See also: have, other, unto
References in periodicals archive ?
The most important people are you and I, going about our daily chores and lending a hand to others, ever mindful of the teachings of the Bible: "Love thy neighbour as thyself" and "Do unto others as you would have them do unto you".
One such proverb states: "Do unto others as you would have them do unto you." This, of course, has been changed today to state: "Do unto others before they do you."
We might not get "actionable intelligence" out of POW's by treating them by the standards of the Geneva Convention (do unto others as you would have them do unto you), but at least we'd be doing the right thing, the moral Christian thing.
The Kilcooleys' action was simply part of their habitual practice of the Golden Rule--to do unto others as you would have them do unto you. Mrs.

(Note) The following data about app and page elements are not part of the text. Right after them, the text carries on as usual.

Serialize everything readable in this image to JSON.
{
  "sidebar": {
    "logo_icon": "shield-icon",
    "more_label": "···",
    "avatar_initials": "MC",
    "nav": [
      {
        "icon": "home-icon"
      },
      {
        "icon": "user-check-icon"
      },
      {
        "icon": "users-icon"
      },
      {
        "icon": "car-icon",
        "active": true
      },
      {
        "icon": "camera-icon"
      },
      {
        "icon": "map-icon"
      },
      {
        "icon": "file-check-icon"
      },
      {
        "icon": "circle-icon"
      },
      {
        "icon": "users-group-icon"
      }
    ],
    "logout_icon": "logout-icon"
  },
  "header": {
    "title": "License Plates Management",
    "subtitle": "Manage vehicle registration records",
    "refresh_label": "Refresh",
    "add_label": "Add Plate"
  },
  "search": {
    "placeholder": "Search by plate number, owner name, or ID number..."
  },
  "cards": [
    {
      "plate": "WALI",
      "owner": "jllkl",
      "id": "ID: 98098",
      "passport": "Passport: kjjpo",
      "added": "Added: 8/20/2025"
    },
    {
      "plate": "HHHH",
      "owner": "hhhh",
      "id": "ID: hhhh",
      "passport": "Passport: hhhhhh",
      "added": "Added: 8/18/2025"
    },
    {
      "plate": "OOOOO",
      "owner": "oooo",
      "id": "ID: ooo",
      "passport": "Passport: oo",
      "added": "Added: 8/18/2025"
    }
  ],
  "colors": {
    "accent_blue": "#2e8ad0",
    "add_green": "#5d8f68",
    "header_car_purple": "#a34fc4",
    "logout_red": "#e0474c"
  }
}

Hans Kung points out that one of the principles basic to most religions and moral systems is the Golden Rule: Do unto others as you would have them do unto you (1998, p.
Humanity, innately aware of this fact, has been creating for thousands of years treaties for the securing of human rights and law based on a single premise echoed in every major religion or system of ethics worldwide: "do unto others as you would have them do unto you." Countless documents, including the UN Universal Declaration of Human Rights, have been derived from this affirmation of the inherent worth of each human being.
DO UNTO others as you would have them do unto you. It's a phrase that's often misquoted as "do unto others as they do unto you".
"Walk a mile in another's (non-leather) moccasins before passing judgment." "Do unto others as you would have them do unto you." We know these platitudes well, and yet our own intense desires for justice often conflict with the empathy necessary to make these "golden rules" work for us.
The first is The Golden Rule: Do unto others as you would have them do unto you. This philosophy is a central component m most religious teachings throughout the world.
Dyson: The golden rule - do unto others as you would have them do unto you - is particularly suited to the Net.
This is not what "Do unto others as you would have them do unto you" really means.
Because I believe at the root of all these various theories is a simple, practical idea that was best phrased about 2000 years ago: "Do unto others as you would have them do unto you."
Law enforcement personnel can achieve such understanding quite simply by remembering the "Golden Rule": Do unto others as you would have them do unto you.
My preferred version reads simply: "Do unto others as you would have them do unto you." Can there be a more cogent moral teaching than that?